Last weekend I had the opportunity to make my second visit to The Nature Conservancy's Fox Ranch in Yuma County, Colorado. The property is a working cattle ranch, and includes about 8 miles of the Arikaree River and its riparian and tall grass habitats. Additionally, there are thousands of acres of shortgrass prairie and sage shrubland. Due to the active ranching activities the property is not open to the public. Grazing is critical to the health of the prairie, but range management there is done thoughtfully, with pastures receiving cows one month out of each year. It is really cool to walk in waist-high grass (or even chin-high grass by the river) on a ranch- must be what it was like in the proverbial old days all over the west. I was able to visit on a joint Colorado Field Ornithologists / Nature Conservancy field trip led by Ted Floyd (whom I accompanied there last year as well for scouting.)
The Arikaree is an undammed river, almost unheard of in a state where water = money. However, deep wells tapping the Ogallala Aquifer to irrigate center-pivot fields (those huge round fields you see if you fly over the plains) have seriously impacted the drainage, and the river no longer flows continuously out of Colorado. As a geographic side note, the point where the Arikaree River enters Kansas is the lowest point in Colorado, the highest low point of any state in the US at 3,315 feet.
Currently, Kansas, Nebraska, and Colorado are tied up in federal lawsuits regarding how much water Kansas is owed under the Republican River Compact (the Arikaree is one of three major forks of the Republican River), and many if not all of these wells will likely be shut down, either by court order or under incentives offered by the USDA. The settlement will probably also result in the draining of Bonny Reservoir (on the South Fork of the Republican River), to make up some of the water debt and reduce future evaporative losses.
An unexpected benefit of the fact that the Arikaree no longer connects to any other river system is the protection that imperiled native fishes get from their isolation from non-native predators like Largemouth Bass. Hardy little natives like Brassy Minnows and Orange-throated Darters survive the summers in perennial pools and beaver ponds, able to withstand water temperatures of up to 100° F. Once the cottonwoods drop their leaves and therefore stop sucking water out of the floodplain, some surface flow returns in the ranch reaches of the stream (take the "river" part of the name with a grain of salt), pools deepen, and the fish spawn to continue their sequestered existence out in the dry plains of Eastern Colorado. Neat stuff.
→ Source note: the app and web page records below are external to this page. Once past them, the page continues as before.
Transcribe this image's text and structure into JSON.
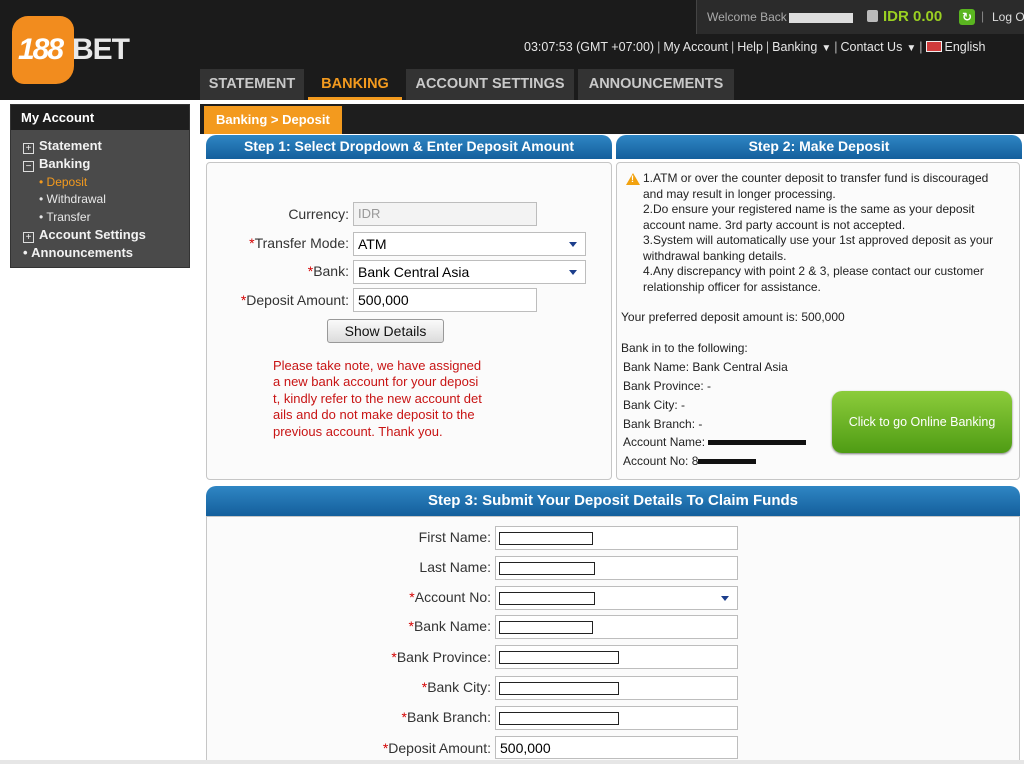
{
  "header": {
    "logo_number": "188",
    "logo_text": "BET",
    "welcome": "Welcome Back",
    "balance": "IDR 0.00",
    "logout": "Log O",
    "time": "03:07:53 (GMT +07:00)",
    "links": {
      "my_account": "My Account",
      "help": "Help",
      "banking": "Banking",
      "contact": "Contact Us",
      "language": "English"
    }
  },
  "tabs": [
    "STATEMENT",
    "BANKING",
    "ACCOUNT SETTINGS",
    "ANNOUNCEMENTS"
  ],
  "sidebar": {
    "title": "My Account",
    "items": {
      "statement": "Statement",
      "banking": "Banking",
      "deposit": "Deposit",
      "withdrawal": "Withdrawal",
      "transfer": "Transfer",
      "account_settings": "Account Settings",
      "announcements": "Announcements"
    }
  },
  "breadcrumb": "Banking > Deposit",
  "step1": {
    "title": "Step 1: Select Dropdown & Enter Deposit Amount",
    "currency_label": "Currency:",
    "currency_value": "IDR",
    "transfer_mode_label": "Transfer Mode:",
    "transfer_mode_value": "ATM",
    "bank_label": "Bank:",
    "bank_value": "Bank Central Asia",
    "amount_label": "Deposit Amount:",
    "amount_value": "500,000",
    "show_details": "Show Details",
    "notice": "Please take note, we have assigned a new bank account for your deposit, kindly refer to the new account details and do not make deposit to the previous account. Thank you."
  },
  "step2": {
    "title": "Step 2: Make Deposit",
    "notes": [
      "1.ATM or over the counter deposit to transfer fund is discouraged",
      "and may result in longer processing.",
      "2.Do ensure your registered name is the same as your deposit",
      "account name. 3rd party account is not accepted.",
      "3.System will automatically use your 1st approved deposit as your",
      "withdrawal banking details.",
      "4.Any discrepancy with point 2 & 3, please contact our customer",
      "relationship officer for assistance."
    ],
    "preferred_amount": "Your preferred deposit amount is: 500,000",
    "bank_in_heading": "Bank in to the following:",
    "bank_name": "Bank Name: Bank Central Asia",
    "bank_province": "Bank Province: -",
    "bank_city": "Bank City: -",
    "bank_branch": "Bank Branch: -",
    "account_name_label": "Account Name:",
    "account_no_label": "Account No: 8",
    "online_banking": "Click to go Online Banking"
  },
  "step3": {
    "title": "Step 3: Submit Your Deposit Details To Claim Funds",
    "first_name": "First Name:",
    "last_name": "Last Name:",
    "account_no": "Account No:",
    "bank_name": "Bank Name:",
    "bank_province": "Bank Province:",
    "bank_city": "Bank City:",
    "bank_branch": "Bank Branch:",
    "deposit_amount": "Deposit Amount:",
    "deposit_amount_value": "500,000"
  }
}
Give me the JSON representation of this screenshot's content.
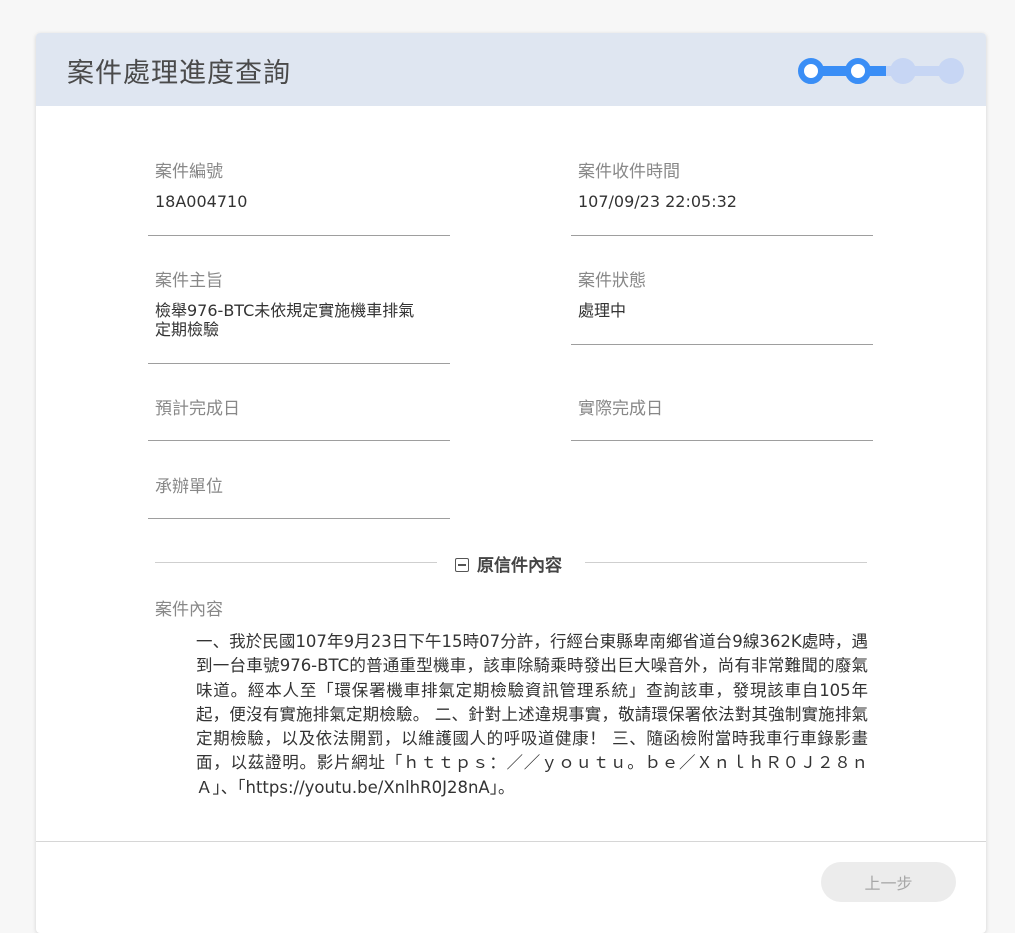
{
  "header": {
    "title": "案件處理進度查詢",
    "stepper": {
      "total_steps": 4,
      "completed_steps": 2,
      "active_color": "#3a8ef6",
      "inactive_color": "#c7d6f4"
    }
  },
  "fields": {
    "case_number": {
      "label": "案件編號",
      "value": "18A004710"
    },
    "received_time": {
      "label": "案件收件時間",
      "value": "107/09/23 22:05:32"
    },
    "subject": {
      "label": "案件主旨",
      "value_line1": "檢舉976-BTC未依規定實施機車排氣",
      "value_line2": "定期檢驗"
    },
    "status": {
      "label": "案件狀態",
      "value": "處理中"
    },
    "expected_completion": {
      "label": "預計完成日",
      "value": ""
    },
    "actual_completion": {
      "label": "實際完成日",
      "value": ""
    },
    "handling_unit": {
      "label": "承辦單位",
      "value": ""
    }
  },
  "original_letter": {
    "section_title": "原信件內容",
    "content_label": "案件內容",
    "content": "一、我於民國107年9月23日下午15時07分許，行經台東縣卑南鄉省道台9線362K處時，遇到一台車號976-BTC的普通重型機車，該車除騎乘時發出巨大噪音外，尚有非常難聞的廢氣味道。經本人至「環保署機車排氣定期檢驗資訊管理系統」查詢該車，發現該車自105年起，便沒有實施排氣定期檢驗。 二、針對上述違規事實，敬請環保署依法對其強制實施排氣定期檢驗，以及依法開罰，以維護國人的呼吸道健康！ 三、隨函檢附當時我車行車錄影畫面，以茲證明。影片網址「ｈｔｔｐｓ：／／ｙｏｕｔｕ。ｂｅ／ＸｎｌｈＲ０Ｊ２８ｎＡ」、「https://youtu.be/XnlhR0J28nA」。"
  },
  "footer": {
    "prev_button": "上一步"
  }
}
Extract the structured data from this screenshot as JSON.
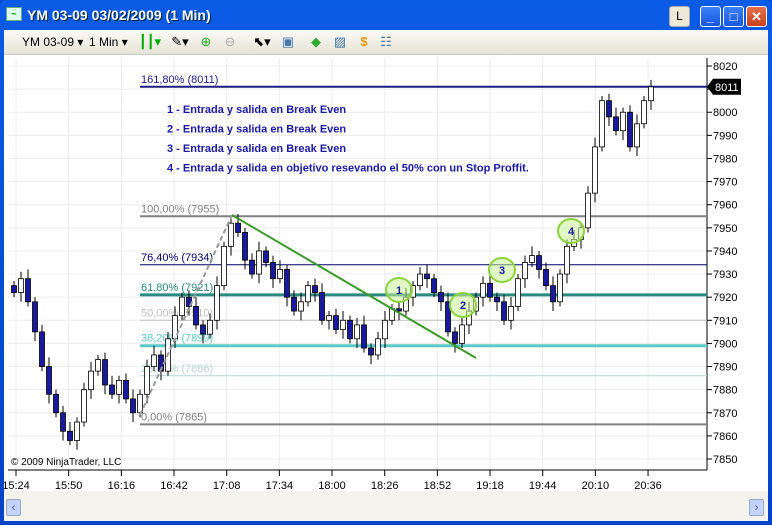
{
  "window": {
    "title": "YM 03-09  03/02/2009 (1 Min)",
    "l_button": "L",
    "minimize": "_",
    "maximize": "□",
    "close": "✕"
  },
  "toolbar": {
    "instrument": "YM 03-09",
    "interval": "1 Min",
    "icons": [
      "candlestick-icon",
      "pencil-icon",
      "zoom-in-icon",
      "zoom-out-icon",
      "pointer-icon",
      "properties-icon",
      "data-box-icon",
      "indicators-icon",
      "strategy-dollar-icon",
      "table-icon"
    ]
  },
  "copyright": "© 2009 NinjaTrader, LLC",
  "notes": [
    "1 - Entrada y salida en Break Even",
    "2 - Entrada y salida en Break Even",
    "3 - Entrada y salida en Break Even",
    "4 - Entrada y salida en objetivo resevando el 50% con un Stop Proffit."
  ],
  "trade_markers": [
    "1",
    "2",
    "3",
    "4"
  ],
  "chart_data": {
    "type": "candlestick",
    "ylim": [
      7845,
      8025
    ],
    "y_ticks": [
      "8020",
      "8010",
      "8000",
      "7990",
      "7980",
      "7970",
      "7960",
      "7950",
      "7940",
      "7930",
      "7920",
      "7910",
      "7900",
      "7890",
      "7880",
      "7870",
      "7860",
      "7850"
    ],
    "x_ticks": [
      "15:24",
      "15:50",
      "16:16",
      "16:42",
      "17:08",
      "17:34",
      "18:00",
      "18:26",
      "18:52",
      "19:18",
      "19:44",
      "20:10",
      "20:36"
    ],
    "last_price": "8011",
    "closes": [
      7922,
      7928,
      7918,
      7905,
      7890,
      7878,
      7870,
      7862,
      7858,
      7866,
      7880,
      7888,
      7893,
      7882,
      7878,
      7884,
      7876,
      7870,
      7878,
      7890,
      7895,
      7888,
      7902,
      7912,
      7920,
      7916,
      7908,
      7904,
      7910,
      7925,
      7942,
      7952,
      7948,
      7936,
      7930,
      7940,
      7935,
      7928,
      7932,
      7920,
      7914,
      7918,
      7925,
      7922,
      7910,
      7912,
      7906,
      7910,
      7902,
      7908,
      7898,
      7895,
      7902,
      7910,
      7915,
      7914,
      7920,
      7925,
      7930,
      7928,
      7922,
      7918,
      7905,
      7900,
      7908,
      7914,
      7920,
      7926,
      7920,
      7918,
      7910,
      7916,
      7928,
      7935,
      7938,
      7932,
      7925,
      7918,
      7930,
      7942,
      7945,
      7950,
      7965,
      7985,
      8005,
      7998,
      7992,
      8000,
      7985,
      7995,
      8005,
      8011
    ],
    "up_color": "#ffffff",
    "down_color": "#1a1aa0",
    "fib_levels": [
      {
        "label": "161,80% (8011)",
        "price": 8011,
        "color": "#1c1c80"
      },
      {
        "label": "100,00% (7955)",
        "price": 7955,
        "color": "#808080"
      },
      {
        "label": "76,40% (7934)",
        "price": 7934,
        "color": "#000066"
      },
      {
        "label": "61,80% (7921)",
        "price": 7921,
        "color": "#2a8a80"
      },
      {
        "label": "50,00% (7910)",
        "price": 7910,
        "color": "#c0c0c0"
      },
      {
        "label": "38,20% (7899)",
        "price": 7899,
        "color": "#5ec8c8"
      },
      {
        "label": "23,60% (7886)",
        "price": 7886,
        "color": "#b8d4d4"
      },
      {
        "label": "0,00% (7865)",
        "price": 7865,
        "color": "#808080"
      }
    ],
    "trendline_color": "#3a9a2a"
  }
}
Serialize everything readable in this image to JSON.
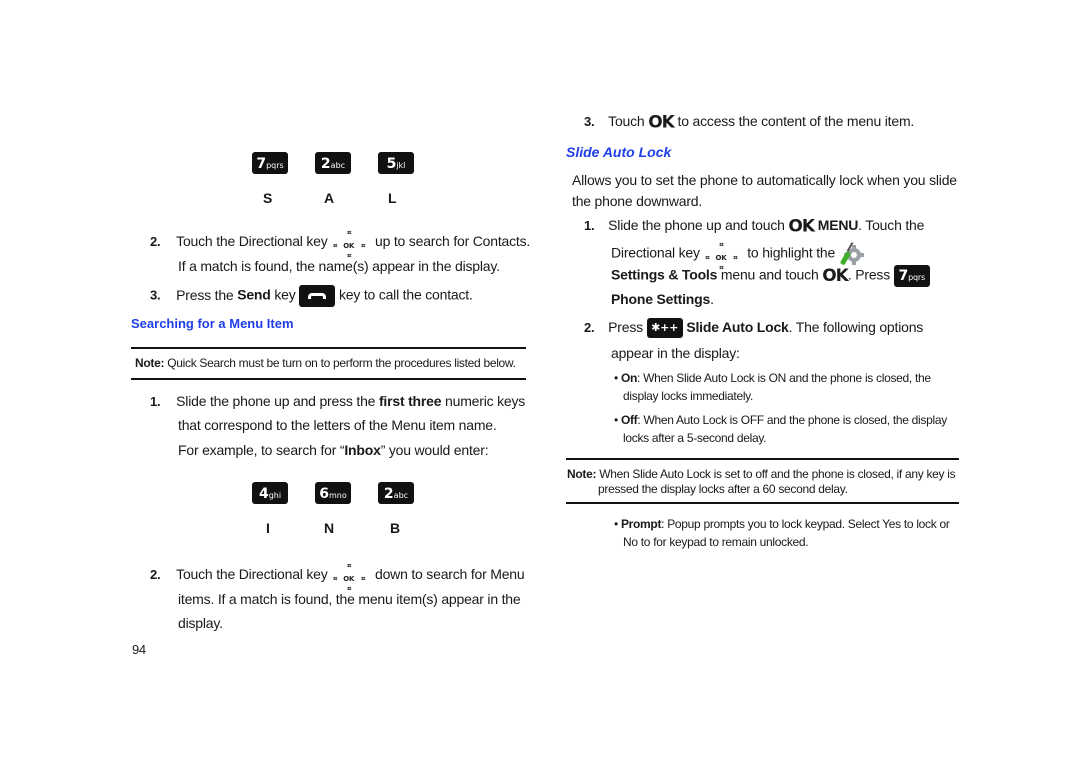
{
  "page_number": "94",
  "left": {
    "keys_row1": [
      {
        "digit": "7",
        "letters": "pqrs",
        "label": "S"
      },
      {
        "digit": "2",
        "letters": "abc",
        "label": "A"
      },
      {
        "digit": "5",
        "letters": "jkl",
        "label": "L"
      }
    ],
    "step2a": {
      "num": "2.",
      "before": "Touch the Directional key",
      "after": "up to search for Contacts.",
      "line2": "If a match is found, the name(s) appear in the display."
    },
    "step3a": {
      "num": "3.",
      "before": "Press the",
      "bold": "Send",
      "mid": "key",
      "after": "key to call the contact."
    },
    "section_heading": "Searching for a Menu Item",
    "note": {
      "label": "Note:",
      "text": "Quick Search must be turn on to perform the procedures listed below."
    },
    "step1": {
      "num": "1.",
      "before": "Slide the phone up and press the",
      "bold": "first three",
      "after": "numeric keys",
      "line2": "that correspond to the letters of the Menu item name.",
      "line3_before": "For example, to search for “",
      "line3_bold": "Inbox",
      "line3_after": "” you would enter:"
    },
    "keys_row2": [
      {
        "digit": "4",
        "letters": "ghi",
        "label": "I"
      },
      {
        "digit": "6",
        "letters": "mno",
        "label": "N"
      },
      {
        "digit": "2",
        "letters": "abc",
        "label": "B"
      }
    ],
    "step2b": {
      "num": "2.",
      "before": "Touch the Directional key",
      "after": "down to search for Menu",
      "line2": "items. If a match is found, the menu item(s) appear in the",
      "line3": "display."
    }
  },
  "right": {
    "step3": {
      "num": "3.",
      "before": "Touch",
      "ok": "OK",
      "after": "to access the content of the menu item."
    },
    "section_heading": "Slide Auto Lock",
    "intro_line1": "Allows you to set the phone to automatically lock when you slide",
    "intro_line2": "the phone downward.",
    "step1": {
      "num": "1.",
      "before": "Slide the phone up and touch",
      "ok": "OK",
      "menu": "MENU",
      "after": ". Touch the",
      "line2_before": "Directional key",
      "line2_after": "to highlight the",
      "line3_bold": "Settings & Tools",
      "line3_mid": "menu and touch",
      "line3_ok": "OK",
      "line3_after": ". Press",
      "key": {
        "digit": "7",
        "letters": "pqrs"
      },
      "line4_bold": "Phone Settings",
      "line4_after": "."
    },
    "step2": {
      "num": "2.",
      "before": "Press",
      "key": "✱++",
      "bold": "Slide Auto Lock",
      "after": ". The following options",
      "line2": "appear in the display:"
    },
    "options": [
      {
        "bold": "On",
        "text": ": When Slide Auto Lock is ON and the phone is closed, the",
        "text2": "display locks immediately."
      },
      {
        "bold": "Off",
        "text": ": When Auto Lock is OFF and the phone is closed, the display",
        "text2": "locks after a 5-second delay."
      }
    ],
    "note": {
      "label": "Note:",
      "text": "When Slide Auto Lock is set to off and the phone is closed, if any key is",
      "text2": "pressed the display locks after a 60 second delay."
    },
    "prompt_option": {
      "bold": "Prompt",
      "text": ": Popup prompts you to lock keypad. Select Yes to lock or",
      "text2": "No to for keypad to remain unlocked."
    }
  },
  "colors": {
    "heading": "#1f3ee8",
    "key_bg": "#111111",
    "text": "#1a1a1a"
  }
}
The outstanding grassland habitats also attract their share of birds, both resident and migrant, and we were not disappointed. For much of our visit, however, winds slashed grass, birders, and birds alike, keeping the latter mostly tucked deep in cover or receding with tailwind-assisted hyper-acceleration when flushed. But for a magical hour or so after sunrise the conditions were great, with the highlight bird being a shockingly non-lurking Nelson's Sharp-tailed Sparrow- my first for Colorado, which only has a few previous records of this species. When the wind began raging again, bird photo-opps became non-existent, but I did get a few other critters to pose. Here are a few more photo highlights from the trip.
Porcupine in the cottonwoods along the Arikaree River
Vesper Sparrow in the headquarters grove
Juvenile White-crowned Sparrow in the wood pile
Female Varigated Meadowhawk
Male Yellow-legged Meadowhawk